Your suit is pressed, shoes are shined, and you’ve spent hours on the internet perusing possible questions that could be thrown your way. Yes, it’s everyone’s go-to technique for interview preparation.
You could be completely confident that you’ve prepared every possible answer to every conceivable interview question, but is it enough? The thing that may be hindering you getting that job might not be your confidence, or preparedness, but rather than cheeky snap of you on the floor of Coppers that’s making its way around the internet.
Despite very much feeling at home on the internet, our generation are the guinea pigs of social media; with the rulebook of internet etiquette being constantly amended based on our mistakes. Sure, we know our cookies from our bisuits, but we’re still highly unaware of our digital footprint and the effects it can have on our everyday life.
When something appears online, be it a picture, comment, or even a link to a YouTube video, it’s forever tethered to us. It doesn’t matter how quick you manage to untag yourself or press delete, nothing ever truly disappears.
Our online presence is starting to overshadow our true identity, especially when it comes to applying for jobs.

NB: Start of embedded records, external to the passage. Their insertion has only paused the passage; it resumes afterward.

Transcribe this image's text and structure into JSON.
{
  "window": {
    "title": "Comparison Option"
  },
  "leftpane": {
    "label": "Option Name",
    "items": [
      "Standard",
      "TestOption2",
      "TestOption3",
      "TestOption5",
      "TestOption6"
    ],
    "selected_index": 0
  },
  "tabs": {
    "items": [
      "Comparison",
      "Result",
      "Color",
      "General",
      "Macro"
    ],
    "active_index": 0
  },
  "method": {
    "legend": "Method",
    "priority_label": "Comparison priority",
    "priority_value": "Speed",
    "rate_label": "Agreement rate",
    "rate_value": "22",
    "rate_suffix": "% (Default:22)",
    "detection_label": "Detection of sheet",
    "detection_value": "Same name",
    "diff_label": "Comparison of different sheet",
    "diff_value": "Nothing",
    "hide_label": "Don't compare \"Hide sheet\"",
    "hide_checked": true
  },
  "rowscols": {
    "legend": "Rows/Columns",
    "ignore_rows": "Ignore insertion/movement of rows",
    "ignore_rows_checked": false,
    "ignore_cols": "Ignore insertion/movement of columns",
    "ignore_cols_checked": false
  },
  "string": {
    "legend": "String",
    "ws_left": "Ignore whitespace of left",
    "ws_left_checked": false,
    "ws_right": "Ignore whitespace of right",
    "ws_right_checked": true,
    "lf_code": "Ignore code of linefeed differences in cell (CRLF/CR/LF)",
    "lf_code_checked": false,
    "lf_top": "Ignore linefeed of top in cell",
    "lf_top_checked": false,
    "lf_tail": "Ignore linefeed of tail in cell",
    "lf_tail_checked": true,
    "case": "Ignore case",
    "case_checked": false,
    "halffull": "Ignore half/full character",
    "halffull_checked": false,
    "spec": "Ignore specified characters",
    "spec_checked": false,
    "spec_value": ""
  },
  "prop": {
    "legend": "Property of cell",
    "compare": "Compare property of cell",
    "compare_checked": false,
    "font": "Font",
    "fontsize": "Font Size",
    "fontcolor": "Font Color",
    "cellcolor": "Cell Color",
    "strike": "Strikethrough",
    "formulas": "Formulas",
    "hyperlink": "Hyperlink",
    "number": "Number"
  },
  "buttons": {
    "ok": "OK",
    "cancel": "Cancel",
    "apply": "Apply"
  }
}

It is very easy to spend hours completing an application form, perfecting and correcting every small detail about yourself so it looks good to anyone on the outside looking in. Students especially are experts at turning something as simple as a four-hour stint as a peer mentor into an entire paragraph on charitable endeavours. Unfortunately, we’re not putting as much time and effort into perfecting our online personas.
More and more companies are putting prospective employees to the online test. Simply pop a name into Google and you can find anything and everything you need to form a biased opinion. Social networking and engaging with others online has become a major facet in the lives of most people, especially students, but the darker side of social media is only recently coming to light.

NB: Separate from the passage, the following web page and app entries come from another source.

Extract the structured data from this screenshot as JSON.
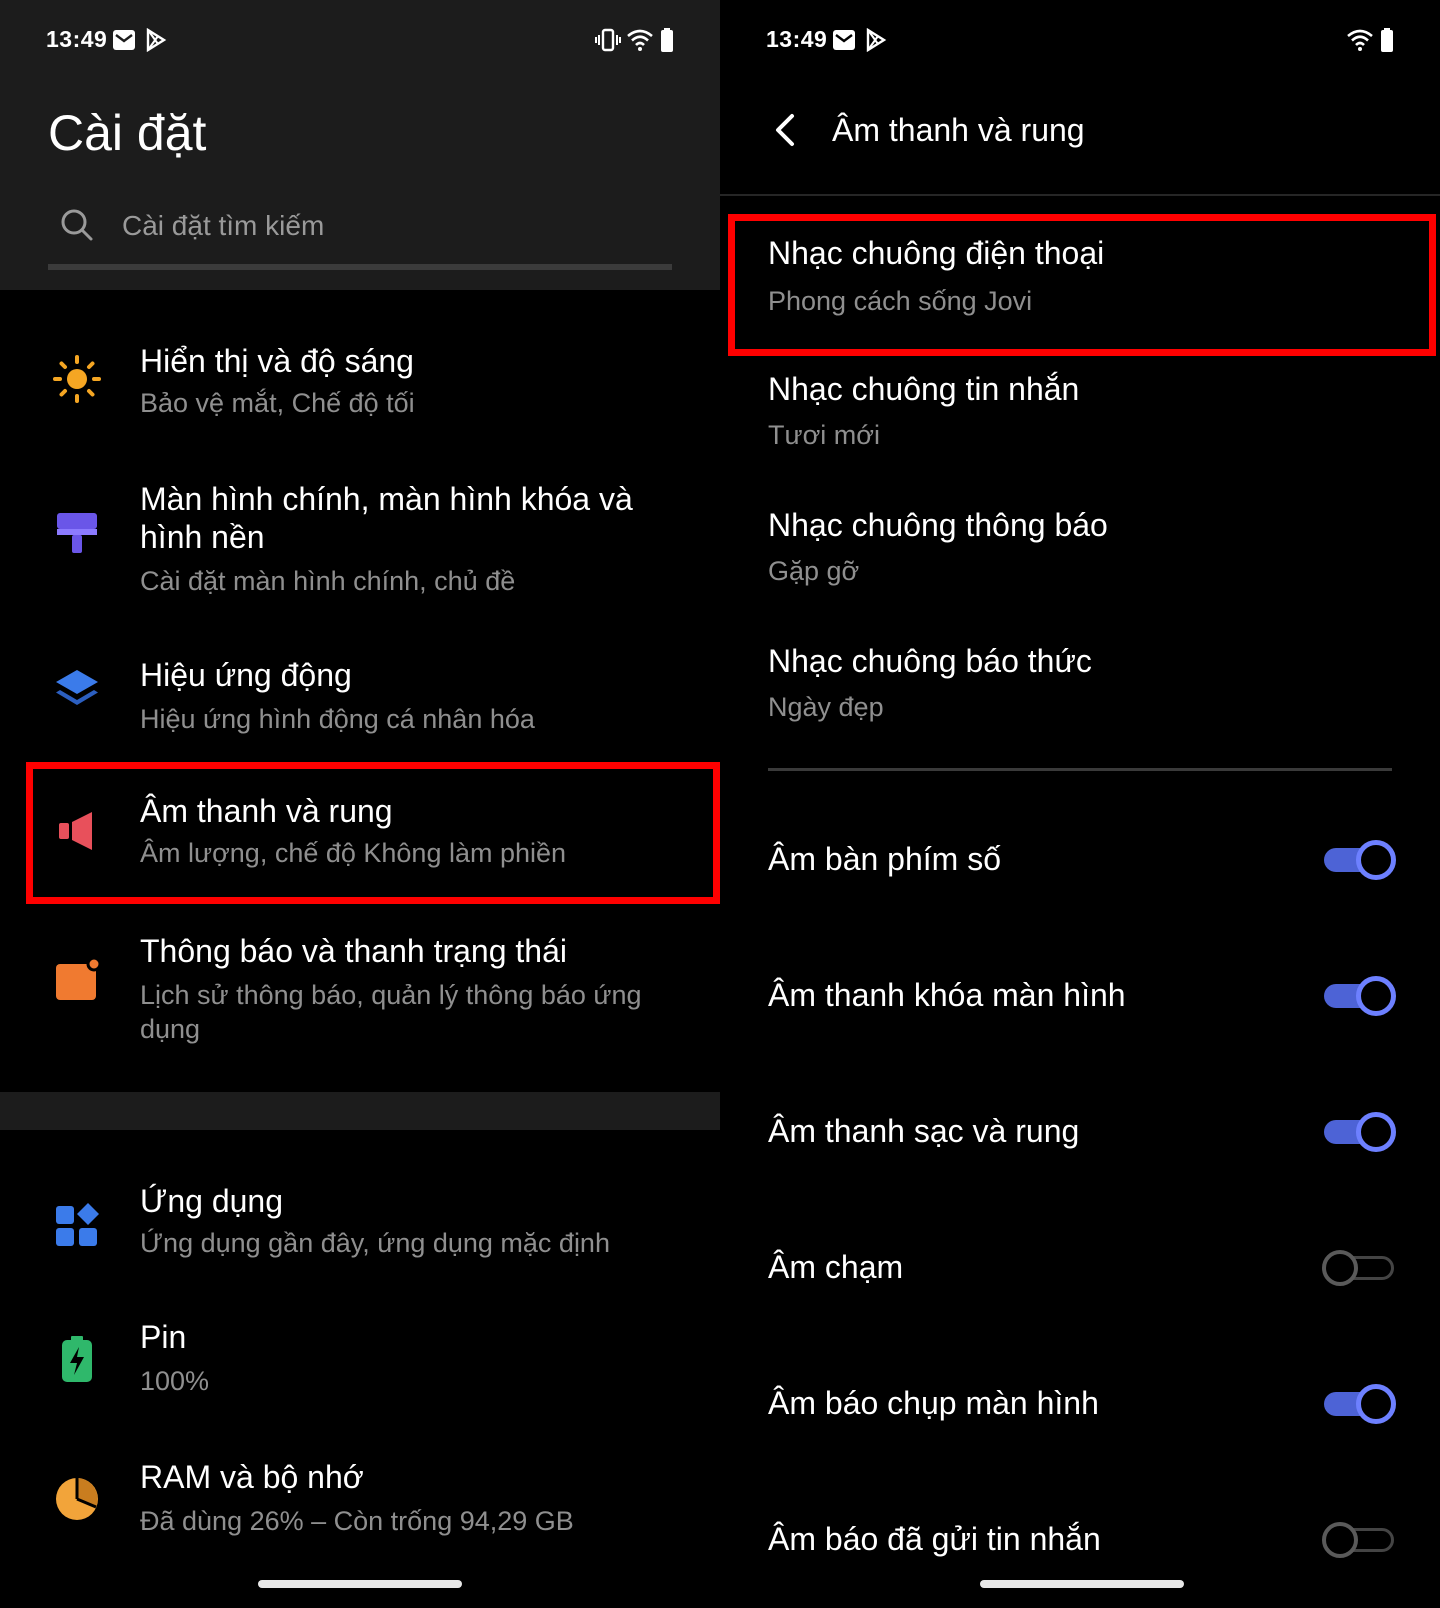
{
  "status_bar": {
    "time": "13:49"
  },
  "left": {
    "title": "Cài đặt",
    "search_placeholder": "Cài đặt tìm kiếm",
    "items": [
      {
        "title": "Hiển thị và độ sáng",
        "subtitle": "Bảo vệ mắt, Chế độ tối",
        "icon": "sun-icon"
      },
      {
        "title": "Màn hình chính, màn hình khóa và",
        "title2": "hình nền",
        "subtitle": "Cài đặt màn hình chính, chủ đề",
        "icon": "paint-roller-icon"
      },
      {
        "title": "Hiệu ứng động",
        "subtitle": "Hiệu ứng hình động cá nhân hóa",
        "icon": "layers-icon"
      },
      {
        "title": "Âm thanh và rung",
        "subtitle": "Âm lượng, chế độ Không làm phiền",
        "icon": "speaker-icon"
      },
      {
        "title": "Thông báo và thanh trạng thái",
        "subtitle": "Lịch sử thông báo, quản lý thông báo ứng",
        "subtitle2": "dụng",
        "icon": "notification-icon"
      },
      {
        "title": "Ứng dụng",
        "subtitle": "Ứng dụng gần đây, ứng dụng mặc định",
        "icon": "apps-icon"
      },
      {
        "title": "Pin",
        "subtitle": "100%",
        "icon": "battery-icon"
      },
      {
        "title": "RAM và bộ nhớ",
        "subtitle": "Đã dùng 26% – Còn trống 94,29 GB",
        "icon": "storage-pie-icon"
      }
    ]
  },
  "right": {
    "title": "Âm thanh và rung",
    "ringtones": [
      {
        "title": "Nhạc chuông điện thoại",
        "subtitle": "Phong cách sống Jovi"
      },
      {
        "title": "Nhạc chuông tin nhắn",
        "subtitle": "Tươi mới"
      },
      {
        "title": "Nhạc chuông thông báo",
        "subtitle": "Gặp gỡ"
      },
      {
        "title": "Nhạc chuông báo thức",
        "subtitle": "Ngày đẹp"
      }
    ],
    "toggles": [
      {
        "label": "Âm bàn phím số",
        "on": true
      },
      {
        "label": "Âm thanh khóa màn hình",
        "on": true
      },
      {
        "label": "Âm thanh sạc và rung",
        "on": true
      },
      {
        "label": "Âm chạm",
        "on": false
      },
      {
        "label": "Âm báo chụp màn hình",
        "on": true
      },
      {
        "label": "Âm báo đã gửi tin nhắn",
        "on": false
      }
    ]
  },
  "colors": {
    "accent": "#4d63d6",
    "highlight": "#ff0000",
    "subtitle": "#8f8f8f"
  }
}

In the past, communicating and participating online was seen as a harmless pastime. However, it is only now that people are realising how to harness and manipulate the power of the internet. Bullying has taken on a new cyber form, increasing youth suicide dramatically. Gambling addicts are now able to get a quick fix on the internet through online poker and other such sites, and of course, companies can now do an online search of any potential employees. But is this fair?

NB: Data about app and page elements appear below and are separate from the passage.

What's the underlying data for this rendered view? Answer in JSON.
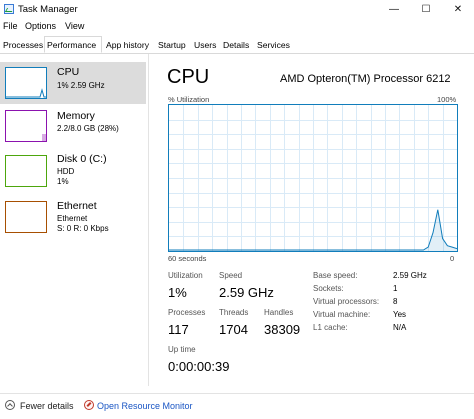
{
  "window": {
    "title": "Task Manager",
    "minimize_glyph": "—",
    "maximize_glyph": "☐",
    "close_glyph": "✕"
  },
  "menu": [
    "File",
    "Options",
    "View"
  ],
  "tabs": [
    "Processes",
    "Performance",
    "App history",
    "Startup",
    "Users",
    "Details",
    "Services"
  ],
  "active_tab": "Performance",
  "sidebar": {
    "items": [
      {
        "title": "CPU",
        "line1": "1% 2.59 GHz",
        "line2": "",
        "color": "#117dbb"
      },
      {
        "title": "Memory",
        "line1": "2.2/8.0 GB (28%)",
        "line2": "",
        "color": "#8b12ae"
      },
      {
        "title": "Disk 0 (C:)",
        "line1": "HDD",
        "line2": "1%",
        "color": "#4da60c"
      },
      {
        "title": "Ethernet",
        "line1": "Ethernet",
        "line2": "S: 0 R: 0 Kbps",
        "color": "#a74f01"
      }
    ]
  },
  "main": {
    "title": "CPU",
    "processor": "AMD Opteron(TM) Processor 6212",
    "graph": {
      "y_label": "% Utilization",
      "y_max_label": "100%",
      "x_label": "60 seconds",
      "x_min_label": "0",
      "line_color": "#117dbb",
      "grid_color": "#d9eaf7",
      "points": [
        0,
        0,
        0,
        0,
        0,
        0,
        0,
        0,
        0,
        0,
        0,
        0,
        0,
        0,
        0,
        0,
        0,
        0,
        0,
        0,
        0,
        0,
        0,
        0,
        0,
        0,
        0,
        0,
        0,
        0,
        0,
        0,
        0,
        0,
        0,
        0,
        0,
        0,
        0,
        0,
        0,
        0,
        0,
        0,
        0,
        0,
        0,
        0,
        0,
        0,
        0,
        0,
        0,
        0,
        2,
        12,
        28,
        8,
        3,
        2,
        1
      ]
    },
    "stats": {
      "utilization_label": "Utilization",
      "utilization_value": "1%",
      "speed_label": "Speed",
      "speed_value": "2.59 GHz",
      "processes_label": "Processes",
      "processes_value": "117",
      "threads_label": "Threads",
      "threads_value": "1704",
      "handles_label": "Handles",
      "handles_value": "38309",
      "uptime_label": "Up time",
      "uptime_value": "0:00:00:39"
    },
    "details": [
      {
        "label": "Base speed:",
        "value": "2.59 GHz"
      },
      {
        "label": "Sockets:",
        "value": "1"
      },
      {
        "label": "Virtual processors:",
        "value": "8"
      },
      {
        "label": "Virtual machine:",
        "value": "Yes"
      },
      {
        "label": "L1 cache:",
        "value": "N/A"
      }
    ]
  },
  "footer": {
    "fewer_details": "Fewer details",
    "open_monitor": "Open Resource Monitor"
  }
}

Social media profiles were developed to provide people an online outlet to express their personality, creativity, and their interests. But now it seems that your online profile page should be as nondescript and fine-tuned as your job applications.
Julie Boyle, a final year Commerce student, disagrees with companies checking out prospective employees through the internet. “It’s not right. That picture of you having a drink on holidays could be what stops you getting a job. Just because someone has complete control over their profile and shows no pictures of anything even remotely interesting, doesn’t mean they’re better suited for the job than you are. They’re just better at portraying themselves online.”
While companies in Ireland may be checking potential employees’ digital footprints before an interview, firms in the UK have taken this a step further, with some actually asking candidates to show their Facebook profile pages at the interview.
Practices such as this may be a denial of human rights, but speaking at a conference for the State’s Education and Training Boards, Bernadette John, a lecturer in digital professionalism at King’s College London, believes that many interview candidates did not know how to “bat the request back,” without feeling they had lost their shot at securing the job.
Arts student, James Harper, believes the practice of checking social media profiles doesn’t really happen, “It’s a smokescreen. Over the summer, I interned in a large firm, and I was told that they never really put anyone’s name through Google, but that they liked people to think it happened.”
But students have no true way of knowing whether they are being checked up on by companies, and some have started taking drastic measures to prevent being found.
Boyle explains, “When I was applying for jobs, I spent hours untagging myself from pictures. Once you start, you get a bit paranoid that anything could be construed as bad. I changed my surname to the Irish version as well.”
For some, it’s easiest to just deactivate your social media accounts for the duration of the job application process. “I considered it,” says Boyle, “But I needed Facebook to communicate with my classmates about group assignments. It just wasn’t a viable option.”
John believes students, and even people already in the workforce, are unaware of the impact their digital footprint can have. Comments about your place of employment, or even strong political opinions, can be traced back to you for many years. Students don’t understand that the “actions they are taking now are making themselves unemployable in the future.”
Susan O’Riordan, Research & Development Officer for the Public Appointments Service, believes, “Standards are certainly higher now. People are expected to work harder for less pay and fewer benefits. But a good work ethic, education, and adding value to a company will always be considered desirable by an employer.”
As the internet and social media continue to grow, our online persona will continue to increase in importance as well. It may very well be that everyone will need to fine-tune their Facebook page just like we do their curriculum vitae’s. Perhaps this wouldn’t be a bad thing. If you wouldn’t do or say something in public, why should online be any different?